» **What is needed**
Tell me how many lines in the entries below contain the word "JSON"; reply with the number and nothing else.

» **Listed records**
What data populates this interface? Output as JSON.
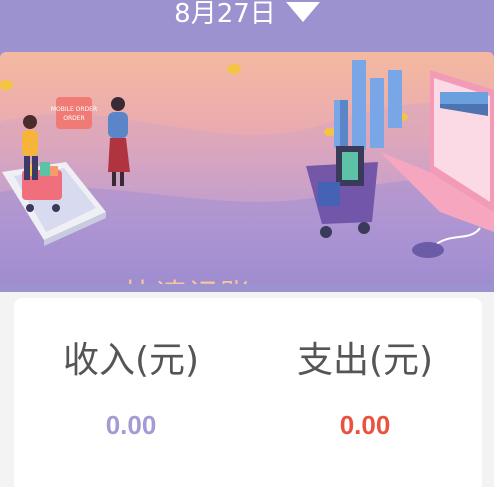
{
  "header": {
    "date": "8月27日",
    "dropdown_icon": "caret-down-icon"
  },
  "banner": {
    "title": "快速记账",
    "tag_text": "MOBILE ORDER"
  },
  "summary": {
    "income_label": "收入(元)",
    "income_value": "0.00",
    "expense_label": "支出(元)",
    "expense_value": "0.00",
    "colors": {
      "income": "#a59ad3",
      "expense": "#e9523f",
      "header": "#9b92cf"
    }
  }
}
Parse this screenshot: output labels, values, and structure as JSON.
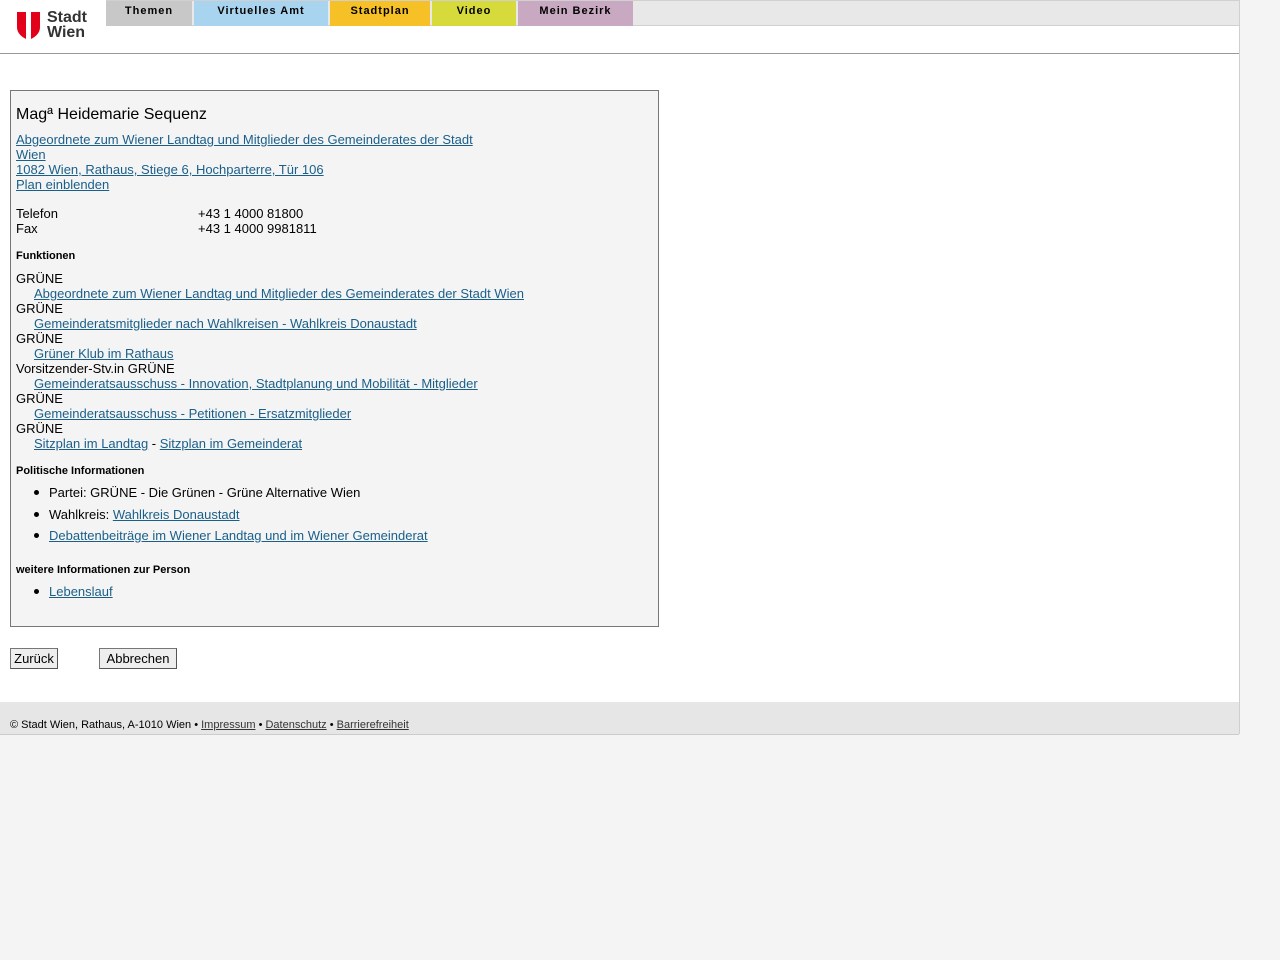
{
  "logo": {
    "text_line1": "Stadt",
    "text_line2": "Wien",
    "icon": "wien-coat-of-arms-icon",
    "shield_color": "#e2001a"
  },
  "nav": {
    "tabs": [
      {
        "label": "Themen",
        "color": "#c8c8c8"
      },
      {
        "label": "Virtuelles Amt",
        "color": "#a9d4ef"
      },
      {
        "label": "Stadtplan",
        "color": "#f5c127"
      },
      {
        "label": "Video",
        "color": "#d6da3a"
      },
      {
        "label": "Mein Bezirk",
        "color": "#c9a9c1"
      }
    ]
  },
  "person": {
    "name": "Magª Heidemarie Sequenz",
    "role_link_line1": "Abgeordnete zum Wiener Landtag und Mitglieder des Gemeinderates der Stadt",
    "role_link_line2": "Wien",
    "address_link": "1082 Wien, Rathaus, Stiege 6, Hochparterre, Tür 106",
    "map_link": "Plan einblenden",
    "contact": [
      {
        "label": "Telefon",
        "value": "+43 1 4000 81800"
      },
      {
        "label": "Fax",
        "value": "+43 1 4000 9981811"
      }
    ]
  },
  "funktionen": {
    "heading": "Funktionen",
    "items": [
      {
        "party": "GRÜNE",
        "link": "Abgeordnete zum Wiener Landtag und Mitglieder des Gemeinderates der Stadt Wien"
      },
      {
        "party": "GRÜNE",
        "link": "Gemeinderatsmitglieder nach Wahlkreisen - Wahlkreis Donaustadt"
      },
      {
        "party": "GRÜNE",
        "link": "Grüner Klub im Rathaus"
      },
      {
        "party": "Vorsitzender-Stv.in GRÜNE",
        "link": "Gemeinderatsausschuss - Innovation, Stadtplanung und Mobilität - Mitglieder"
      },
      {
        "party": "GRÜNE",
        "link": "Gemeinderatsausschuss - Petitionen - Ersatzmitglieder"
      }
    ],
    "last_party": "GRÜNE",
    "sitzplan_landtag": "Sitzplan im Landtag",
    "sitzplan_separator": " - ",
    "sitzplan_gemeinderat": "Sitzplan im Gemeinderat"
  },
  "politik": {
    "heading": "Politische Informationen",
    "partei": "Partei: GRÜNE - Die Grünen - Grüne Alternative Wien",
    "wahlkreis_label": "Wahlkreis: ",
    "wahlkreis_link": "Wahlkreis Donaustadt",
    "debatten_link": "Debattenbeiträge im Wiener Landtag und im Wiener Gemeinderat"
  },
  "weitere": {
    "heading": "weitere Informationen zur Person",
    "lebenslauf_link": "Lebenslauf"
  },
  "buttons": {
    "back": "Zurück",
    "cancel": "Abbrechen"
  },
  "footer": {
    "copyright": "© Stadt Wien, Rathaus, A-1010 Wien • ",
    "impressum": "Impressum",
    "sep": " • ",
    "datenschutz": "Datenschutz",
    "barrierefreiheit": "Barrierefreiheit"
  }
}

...

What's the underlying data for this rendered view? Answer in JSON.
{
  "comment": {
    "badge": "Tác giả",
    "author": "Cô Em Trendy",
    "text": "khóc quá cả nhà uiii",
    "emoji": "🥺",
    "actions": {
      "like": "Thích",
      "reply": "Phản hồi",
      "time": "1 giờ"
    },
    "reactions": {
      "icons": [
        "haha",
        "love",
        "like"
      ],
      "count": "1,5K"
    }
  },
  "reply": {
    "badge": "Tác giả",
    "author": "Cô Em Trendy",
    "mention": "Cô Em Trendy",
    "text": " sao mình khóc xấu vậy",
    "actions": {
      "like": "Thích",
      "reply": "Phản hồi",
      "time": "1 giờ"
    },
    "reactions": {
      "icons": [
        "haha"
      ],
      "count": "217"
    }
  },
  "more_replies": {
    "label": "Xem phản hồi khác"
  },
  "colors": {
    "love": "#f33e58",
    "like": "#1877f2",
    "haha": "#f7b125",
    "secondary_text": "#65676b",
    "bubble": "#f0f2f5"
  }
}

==

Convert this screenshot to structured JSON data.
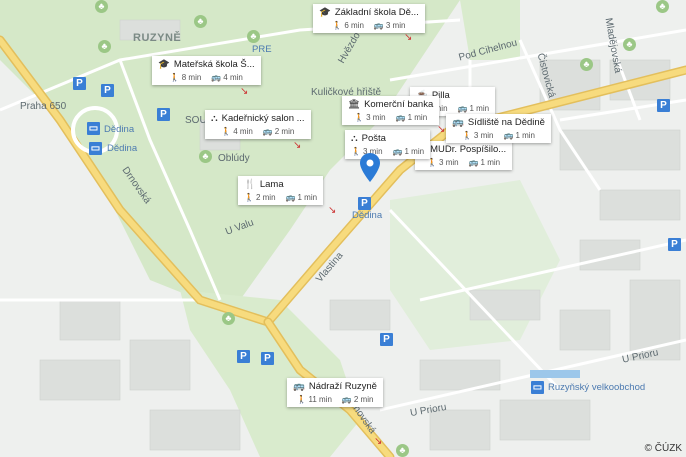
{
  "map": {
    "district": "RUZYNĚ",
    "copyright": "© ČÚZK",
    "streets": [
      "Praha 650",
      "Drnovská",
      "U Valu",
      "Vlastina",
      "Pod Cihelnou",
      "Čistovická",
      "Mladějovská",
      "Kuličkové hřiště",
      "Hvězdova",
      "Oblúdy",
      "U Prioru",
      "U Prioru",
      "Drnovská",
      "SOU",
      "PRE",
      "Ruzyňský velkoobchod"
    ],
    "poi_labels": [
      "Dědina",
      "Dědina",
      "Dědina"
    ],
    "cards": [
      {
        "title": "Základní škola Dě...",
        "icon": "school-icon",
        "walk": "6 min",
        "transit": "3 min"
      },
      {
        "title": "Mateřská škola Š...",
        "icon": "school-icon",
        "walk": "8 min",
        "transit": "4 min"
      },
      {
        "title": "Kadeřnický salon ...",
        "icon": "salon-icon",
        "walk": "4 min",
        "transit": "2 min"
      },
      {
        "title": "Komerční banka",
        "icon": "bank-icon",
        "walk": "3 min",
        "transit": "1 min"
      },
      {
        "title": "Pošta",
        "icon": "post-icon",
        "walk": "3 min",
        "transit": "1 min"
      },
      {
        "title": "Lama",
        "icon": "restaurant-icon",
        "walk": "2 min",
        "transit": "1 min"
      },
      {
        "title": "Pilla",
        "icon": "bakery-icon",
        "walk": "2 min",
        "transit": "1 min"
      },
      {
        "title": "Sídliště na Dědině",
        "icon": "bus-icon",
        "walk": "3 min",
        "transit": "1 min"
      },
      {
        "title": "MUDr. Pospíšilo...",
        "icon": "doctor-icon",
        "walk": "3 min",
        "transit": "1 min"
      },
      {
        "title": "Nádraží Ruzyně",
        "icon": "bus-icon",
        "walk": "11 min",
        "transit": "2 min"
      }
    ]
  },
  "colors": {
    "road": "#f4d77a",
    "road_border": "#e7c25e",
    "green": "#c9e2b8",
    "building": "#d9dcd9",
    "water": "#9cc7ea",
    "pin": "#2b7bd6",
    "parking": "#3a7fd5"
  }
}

» **Result of the exercise**
4